I am all about doing things myself. I hate hate hate having to call someone in to fix things, especially since it involves vacuuming. Seriously. The dog fur tumbleweeds are out of control, and I can’t allow an outside party into this house without getting the vacuum out first. I hate vacuuming. Also, I don’t like the weirdness of having some man I don’t know puttering around my house.
So, if something breaks, I take a stab at it myself first, as long as it doesn’t involve electricity (I had an incident) or the gas line. But sometimes, it’s better to cut your losses and just get help.
Case in point: Last year, I did a post on fixing a leaky faucet. And I did fix my leaky faucet, for awhile. But the problem was bigger than a new washer could fix. The stem was scraped up, and while replacing the rubber seat washer fixed the problem temporarily, the leak kept coming back. The rough edges on the stem chewed through seat washers like crazy, so I had to replace them frequently.
I figured out what was going on, did some research, and made a trip to the hardware store for the tool I needed to remove the old stem and replace it with a new one. We won’t get into the sexism I encountered, but let’s just say that our local hardware store is one locally owned business that has lost my support.
I came home with the tool they said I needed instead of the tool I was pretty sure I needed. It didn’t work. A friend’s dad suggested using plumbing grease. I went back and bought some. The stem still wouldn’t budge. When I went back a third time, the guys at the hardware store tried to tell me that the tool I was looking for didn’t exist, and that my arms were probably too weak to use the tool they’d sold me (okay, I guess we are getting into the sexism a little bit).

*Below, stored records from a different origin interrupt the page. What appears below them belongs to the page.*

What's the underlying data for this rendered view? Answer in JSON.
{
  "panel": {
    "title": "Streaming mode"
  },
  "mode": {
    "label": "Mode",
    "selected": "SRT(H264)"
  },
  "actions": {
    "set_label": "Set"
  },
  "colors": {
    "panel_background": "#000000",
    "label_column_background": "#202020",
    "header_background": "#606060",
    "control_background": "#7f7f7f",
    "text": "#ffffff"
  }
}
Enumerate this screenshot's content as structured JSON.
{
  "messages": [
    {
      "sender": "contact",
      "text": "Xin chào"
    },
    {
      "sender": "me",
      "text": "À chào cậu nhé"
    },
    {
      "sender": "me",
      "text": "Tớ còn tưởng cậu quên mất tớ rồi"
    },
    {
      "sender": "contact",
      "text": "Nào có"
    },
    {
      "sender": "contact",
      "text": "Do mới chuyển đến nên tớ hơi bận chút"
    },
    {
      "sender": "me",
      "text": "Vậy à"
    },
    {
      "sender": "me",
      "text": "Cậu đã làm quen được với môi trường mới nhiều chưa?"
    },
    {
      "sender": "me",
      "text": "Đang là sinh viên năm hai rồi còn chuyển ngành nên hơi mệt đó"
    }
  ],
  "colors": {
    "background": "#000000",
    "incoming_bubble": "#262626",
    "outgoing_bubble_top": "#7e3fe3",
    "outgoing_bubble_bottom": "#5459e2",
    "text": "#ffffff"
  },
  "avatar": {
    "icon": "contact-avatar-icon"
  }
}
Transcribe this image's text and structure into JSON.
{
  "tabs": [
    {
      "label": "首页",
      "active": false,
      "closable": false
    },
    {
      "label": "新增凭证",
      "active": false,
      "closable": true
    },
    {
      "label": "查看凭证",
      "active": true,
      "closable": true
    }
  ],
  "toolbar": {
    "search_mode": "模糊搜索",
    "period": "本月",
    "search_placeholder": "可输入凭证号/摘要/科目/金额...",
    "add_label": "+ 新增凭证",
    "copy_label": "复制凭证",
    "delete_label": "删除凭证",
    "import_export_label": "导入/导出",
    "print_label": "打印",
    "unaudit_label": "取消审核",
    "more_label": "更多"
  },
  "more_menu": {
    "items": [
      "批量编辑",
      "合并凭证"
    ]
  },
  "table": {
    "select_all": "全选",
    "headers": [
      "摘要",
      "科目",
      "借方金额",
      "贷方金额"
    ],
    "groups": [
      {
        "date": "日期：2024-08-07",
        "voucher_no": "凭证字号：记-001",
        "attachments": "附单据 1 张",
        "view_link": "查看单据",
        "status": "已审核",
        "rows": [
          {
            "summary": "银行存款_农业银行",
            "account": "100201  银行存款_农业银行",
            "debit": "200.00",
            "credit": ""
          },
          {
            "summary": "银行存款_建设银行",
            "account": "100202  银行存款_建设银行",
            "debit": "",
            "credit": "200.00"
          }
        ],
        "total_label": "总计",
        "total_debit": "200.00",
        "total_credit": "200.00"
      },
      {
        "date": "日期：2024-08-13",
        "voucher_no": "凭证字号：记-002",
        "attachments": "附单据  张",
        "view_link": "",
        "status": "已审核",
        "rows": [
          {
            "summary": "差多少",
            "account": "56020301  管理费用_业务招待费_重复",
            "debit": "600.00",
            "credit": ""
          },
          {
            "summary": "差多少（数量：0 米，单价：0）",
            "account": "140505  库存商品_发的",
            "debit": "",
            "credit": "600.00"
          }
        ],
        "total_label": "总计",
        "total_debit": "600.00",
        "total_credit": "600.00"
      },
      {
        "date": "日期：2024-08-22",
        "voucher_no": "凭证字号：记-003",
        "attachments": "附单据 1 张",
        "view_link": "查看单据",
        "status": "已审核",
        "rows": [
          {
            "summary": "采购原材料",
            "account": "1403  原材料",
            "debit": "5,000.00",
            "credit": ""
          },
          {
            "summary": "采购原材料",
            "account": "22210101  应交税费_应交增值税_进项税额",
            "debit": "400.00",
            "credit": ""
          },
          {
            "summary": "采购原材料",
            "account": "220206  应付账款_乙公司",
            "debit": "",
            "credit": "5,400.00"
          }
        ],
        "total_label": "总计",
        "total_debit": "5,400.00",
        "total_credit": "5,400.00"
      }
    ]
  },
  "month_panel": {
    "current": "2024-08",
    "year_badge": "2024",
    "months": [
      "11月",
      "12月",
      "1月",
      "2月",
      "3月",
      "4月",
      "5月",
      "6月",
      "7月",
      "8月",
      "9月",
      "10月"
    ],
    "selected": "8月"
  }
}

I got really frustrated with the whole thing, and for awhile, I just went back to replacing the stem washers as needed. Finally, one day when the faucet started leaking a steady stream of hot water, I broke down and called a plumber. And you know what? He was a really nice guy. He got along with the dog. He didn’t smell bad. He wore those little fabric booties to keep from tracking dirt through the house. He told me my house was clean (he must have been kissing up). He listened to me when I explained the stem situation. He also told me that there’s no way he would have been able to remove the stems with the tool the hardware store sold me. And he fixed the problem for good in less than an hour. It was totally worth vacuuming for.
Had I called a plumber after the first washer replacement failed, I would have saved:

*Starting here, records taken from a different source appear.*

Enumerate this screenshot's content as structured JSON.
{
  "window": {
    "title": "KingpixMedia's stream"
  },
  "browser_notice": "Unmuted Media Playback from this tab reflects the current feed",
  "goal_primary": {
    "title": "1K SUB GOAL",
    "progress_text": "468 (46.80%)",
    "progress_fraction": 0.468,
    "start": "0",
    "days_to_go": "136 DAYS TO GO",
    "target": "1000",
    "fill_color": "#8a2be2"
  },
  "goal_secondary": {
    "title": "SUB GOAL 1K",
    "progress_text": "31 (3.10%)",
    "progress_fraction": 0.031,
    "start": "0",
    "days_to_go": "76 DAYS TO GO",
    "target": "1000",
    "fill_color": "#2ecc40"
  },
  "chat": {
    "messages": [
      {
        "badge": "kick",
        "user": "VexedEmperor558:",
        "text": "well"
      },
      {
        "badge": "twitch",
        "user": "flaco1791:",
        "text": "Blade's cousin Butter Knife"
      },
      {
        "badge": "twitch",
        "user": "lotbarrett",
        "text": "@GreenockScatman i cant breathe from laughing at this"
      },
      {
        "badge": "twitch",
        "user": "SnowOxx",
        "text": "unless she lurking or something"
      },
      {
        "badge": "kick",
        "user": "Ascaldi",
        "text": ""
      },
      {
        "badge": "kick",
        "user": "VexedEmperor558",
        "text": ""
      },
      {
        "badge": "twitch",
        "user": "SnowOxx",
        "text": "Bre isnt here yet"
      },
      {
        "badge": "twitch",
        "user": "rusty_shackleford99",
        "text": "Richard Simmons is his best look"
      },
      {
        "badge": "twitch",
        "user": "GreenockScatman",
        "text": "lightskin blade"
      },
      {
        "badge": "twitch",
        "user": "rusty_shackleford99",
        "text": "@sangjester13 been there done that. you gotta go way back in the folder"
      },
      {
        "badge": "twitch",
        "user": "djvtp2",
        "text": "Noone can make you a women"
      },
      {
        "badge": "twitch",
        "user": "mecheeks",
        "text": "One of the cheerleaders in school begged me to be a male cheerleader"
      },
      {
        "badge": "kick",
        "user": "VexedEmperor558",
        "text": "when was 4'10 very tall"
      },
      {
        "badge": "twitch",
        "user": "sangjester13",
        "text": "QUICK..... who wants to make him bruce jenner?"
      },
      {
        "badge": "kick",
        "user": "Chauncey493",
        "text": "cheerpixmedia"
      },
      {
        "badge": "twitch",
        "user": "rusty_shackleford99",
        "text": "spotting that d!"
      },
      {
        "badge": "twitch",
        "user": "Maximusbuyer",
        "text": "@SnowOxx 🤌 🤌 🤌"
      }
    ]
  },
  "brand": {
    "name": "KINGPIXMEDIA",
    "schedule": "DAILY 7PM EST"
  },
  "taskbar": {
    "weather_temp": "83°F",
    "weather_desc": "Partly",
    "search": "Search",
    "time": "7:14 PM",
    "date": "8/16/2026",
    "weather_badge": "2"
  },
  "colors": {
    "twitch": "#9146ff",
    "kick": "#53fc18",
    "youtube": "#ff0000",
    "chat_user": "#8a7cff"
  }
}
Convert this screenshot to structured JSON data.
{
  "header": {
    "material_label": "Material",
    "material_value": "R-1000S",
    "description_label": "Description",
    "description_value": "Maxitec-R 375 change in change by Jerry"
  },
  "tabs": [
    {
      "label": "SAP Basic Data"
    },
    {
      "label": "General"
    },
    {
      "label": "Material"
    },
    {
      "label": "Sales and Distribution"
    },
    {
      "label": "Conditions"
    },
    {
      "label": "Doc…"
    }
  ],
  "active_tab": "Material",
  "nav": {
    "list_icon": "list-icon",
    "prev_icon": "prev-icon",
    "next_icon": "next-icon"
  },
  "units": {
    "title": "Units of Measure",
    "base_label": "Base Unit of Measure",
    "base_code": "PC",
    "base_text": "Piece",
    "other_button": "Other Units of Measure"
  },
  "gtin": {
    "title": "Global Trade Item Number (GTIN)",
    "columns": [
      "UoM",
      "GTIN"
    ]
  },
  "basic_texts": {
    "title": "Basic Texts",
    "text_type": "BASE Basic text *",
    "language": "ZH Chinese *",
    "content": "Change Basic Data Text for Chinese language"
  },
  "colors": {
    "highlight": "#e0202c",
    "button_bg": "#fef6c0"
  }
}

- The gas it took to make three trips to the sexist hardware store.
- The gas it took to go to the less sexist big box hardware store to keep us in rubber seat washers.
- Several packages of washers, because I couldn’t find a package that contained just the correct size of washer, and had to keep buying variety packs and fishing out the ones I needed. The waste includes the packaging, the washers I did use, and the washers I didn’t use.
- Gallons and gallons and gallons of water, since it usually took me a day or two to get around to fixing the faucet every time it started dripping again.
- The energy it took to heat the water (since it was the hot water that was leaky).
- A ridiculous amount of frustration
The next time something breaks, I’m going to try fixing it, and if that doesn’t work, I’ll suck it up, vacuum, and call a professional.